“That night he told Lisa he’d figured his problem out. He was so different that he could just as well be dead. Fifteen minutes later he was.”

It was hard for Burt to take in so much new stuff. He looked around the room trying to avoid her eyes and saw, above a side table, a painting of Christ’s crucifixion. And he certainly was on the cross. It leaned to the right with Christ looking down serenely on a jumble of broken crosses surrounded by a mound of skulls. Several timbers were encrusted with ancient death masks and still others bore lively expressive faces–old, young, and even infants. Like no crucifixion scene he’d ever seen before.

Trying to imagine the artist’s intent blurred some of Mrs. Van Hattem’s words, but one of them, “suicide,” cleared Burt’s mind.

“You don’t think…,” he blurted.

“We don’t know. But we doubt it. That crash came from a rage that certainly made him reckless–if not suicidal. The police said that the crash itself should not have been fatal. It was the pole falling and the fire. It’s just so sad,” she concluded slowly.

The session was over when she said, “Well, now you know. A nd I hope you and your friends will respect Louie’s privacy. Ours too.”

“Okay,” Burt said, and then, “we will.”

He got up saying, “I hope things go well for Lisa,” and paused to get a better look at the painting. It was signed, “Lisa Van Hattem.” He was impressed.

“Is that Lisa’s? ”

“Well, yes and no. We do it together. A family project. My name’s Lisa too, and the painting itself is mine, but the family suggests the subjects. If you look again at the last face painted on that timber–it’s Louie. You may recognize others there too. They’re people who, we think, need a special look from our Lord.”
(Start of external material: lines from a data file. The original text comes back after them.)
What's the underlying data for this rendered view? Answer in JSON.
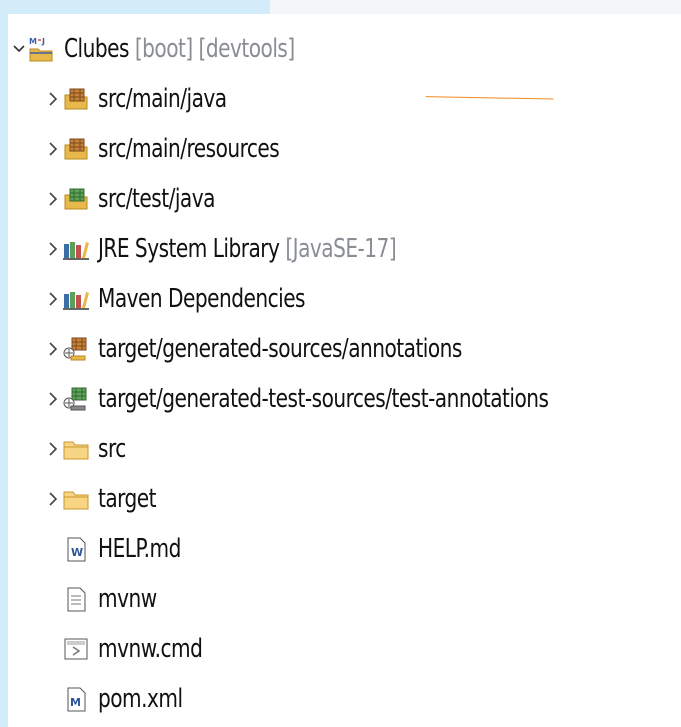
{
  "tree": {
    "project": {
      "label": "Clubes",
      "decoration": "[boot] [devtools]",
      "icon": "maven-project-icon"
    },
    "items": [
      {
        "label": "src/main/java",
        "decoration": "",
        "icon": "source-package-icon",
        "expandable": true
      },
      {
        "label": "src/main/resources",
        "decoration": "",
        "icon": "source-package-icon",
        "expandable": true
      },
      {
        "label": "src/test/java",
        "decoration": "",
        "icon": "test-package-icon",
        "expandable": true
      },
      {
        "label": "JRE System Library",
        "decoration": "[JavaSE-17]",
        "icon": "library-icon",
        "expandable": true
      },
      {
        "label": "Maven Dependencies",
        "decoration": "",
        "icon": "library-icon",
        "expandable": true
      },
      {
        "label": "target/generated-sources/annotations",
        "decoration": "",
        "icon": "generated-source-icon",
        "expandable": true
      },
      {
        "label": "target/generated-test-sources/test-annotations",
        "decoration": "",
        "icon": "generated-test-source-icon",
        "expandable": true
      },
      {
        "label": "src",
        "decoration": "",
        "icon": "folder-icon",
        "expandable": true
      },
      {
        "label": "target",
        "decoration": "",
        "icon": "folder-icon",
        "expandable": true
      },
      {
        "label": "HELP.md",
        "decoration": "",
        "icon": "markdown-file-icon",
        "expandable": false
      },
      {
        "label": "mvnw",
        "decoration": "",
        "icon": "text-file-icon",
        "expandable": false
      },
      {
        "label": "mvnw.cmd",
        "decoration": "",
        "icon": "cmd-file-icon",
        "expandable": false
      },
      {
        "label": "pom.xml",
        "decoration": "",
        "icon": "maven-pom-icon",
        "expandable": false
      }
    ]
  },
  "colors": {
    "accent_arrow": "#f08a24",
    "decoration": "#8a8e94",
    "folder": "#e8b84a"
  }
}
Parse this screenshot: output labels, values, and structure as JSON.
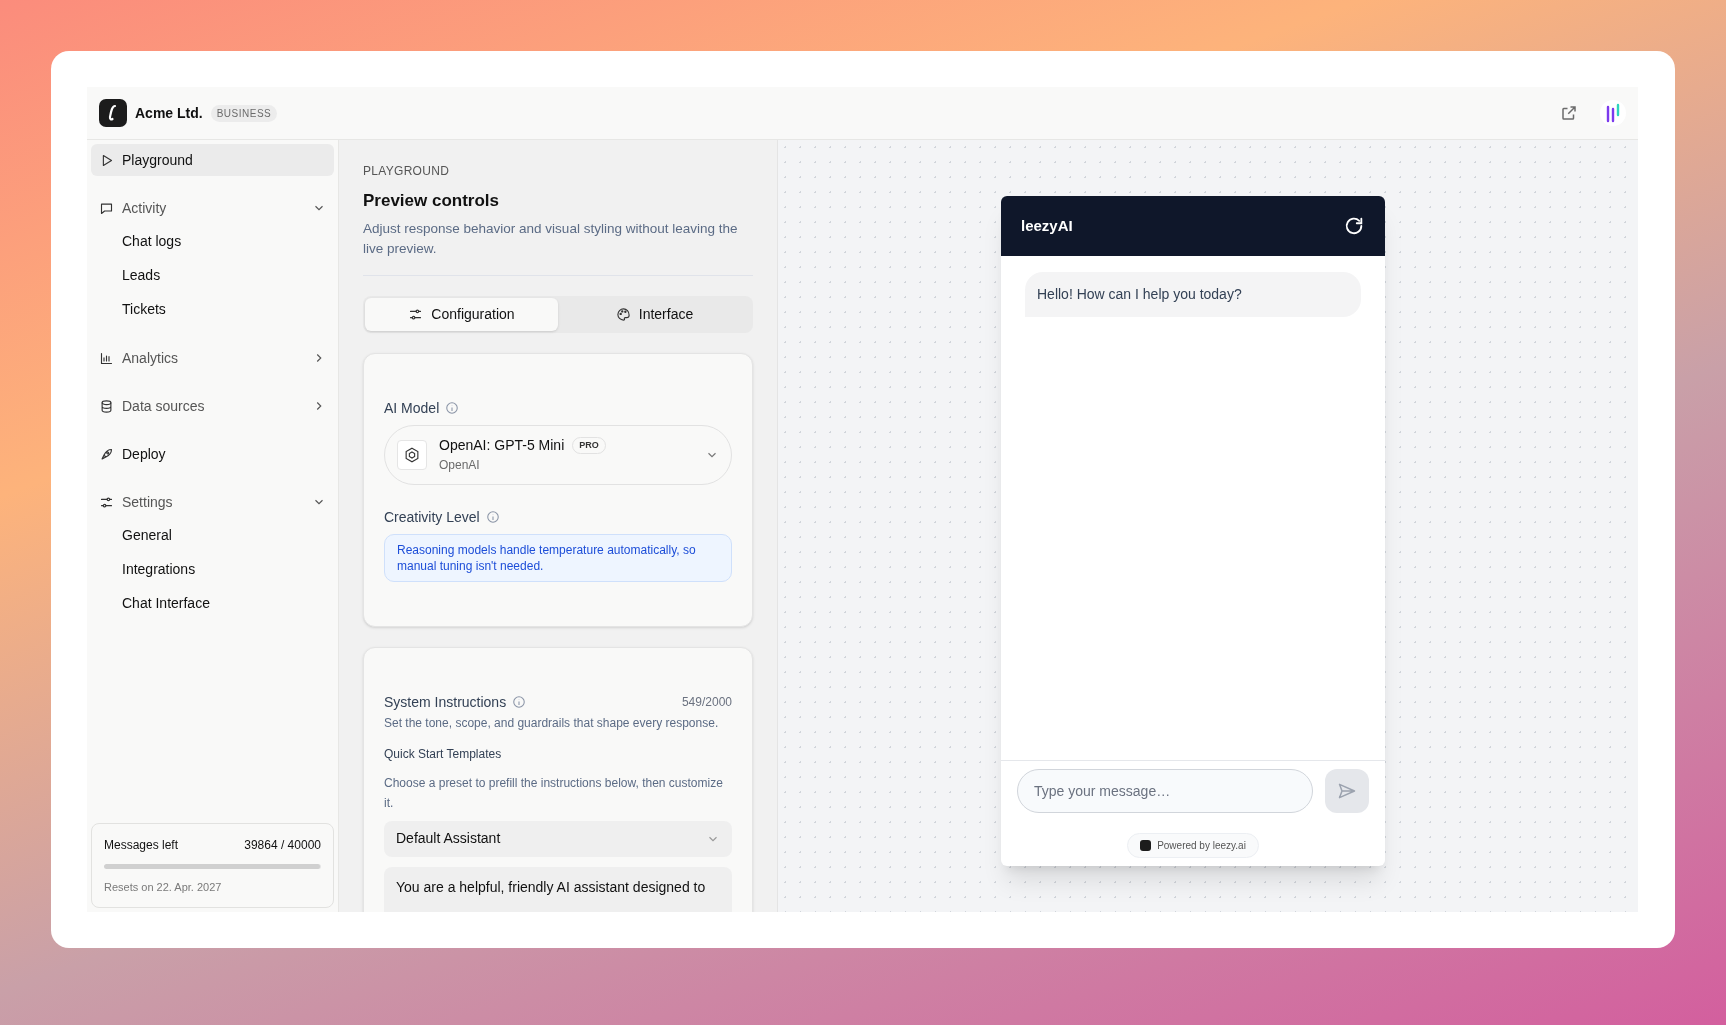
{
  "header": {
    "org_name": "Acme Ltd.",
    "plan_badge": "BUSINESS"
  },
  "sidebar": {
    "items": [
      {
        "kind": "link",
        "label": "Playground",
        "selected": true
      },
      {
        "kind": "group",
        "label": "Activity",
        "expanded": true,
        "children": [
          {
            "label": "Chat logs"
          },
          {
            "label": "Leads"
          },
          {
            "label": "Tickets"
          }
        ]
      },
      {
        "kind": "group",
        "label": "Analytics",
        "expanded": false
      },
      {
        "kind": "group",
        "label": "Data sources",
        "expanded": false
      },
      {
        "kind": "link",
        "label": "Deploy",
        "selected": false
      },
      {
        "kind": "group",
        "label": "Settings",
        "expanded": true,
        "children": [
          {
            "label": "General"
          },
          {
            "label": "Integrations"
          },
          {
            "label": "Chat Interface"
          }
        ]
      }
    ],
    "usage": {
      "label": "Messages left",
      "count": "39864 / 40000",
      "level": 0.9966,
      "reset_note": "Resets on 22. Apr. 2027"
    }
  },
  "panel": {
    "eyebrow": "PLAYGROUND",
    "title": "Preview controls",
    "description": "Adjust response behavior and visual styling without leaving the live preview.",
    "tabs": [
      {
        "label": "Configuration",
        "selected": true
      },
      {
        "label": "Interface",
        "selected": false
      }
    ],
    "model_card": {
      "label": "AI Model",
      "model_name": "OpenAI: GPT-5 Mini",
      "model_badge": "PRO",
      "provider": "OpenAI",
      "creativity_label": "Creativity Level",
      "creativity_note": "Reasoning models handle temperature automatically, so manual tuning isn't needed."
    },
    "instructions_card": {
      "label": "System Instructions",
      "counter": "549/2000",
      "hint": "Set the tone, scope, and guardrails that shape every response.",
      "templates_label": "Quick Start Templates",
      "templates_hint": "Choose a preset to prefill the instructions below, then customize it.",
      "template_value": "Default Assistant",
      "instructions_text": "You are a helpful, friendly AI assistant designed to"
    }
  },
  "chat_preview": {
    "title": "leezyAI",
    "messages": [
      {
        "text": "Hello! How can I help you today?"
      }
    ],
    "input_placeholder": "Type your message…",
    "powered_by": "Powered by leezy.ai"
  }
}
Herb Brinks is professor of history emeritus at Calvin College and works with the Dominican immigrant community in Grand Rapids, Michigan.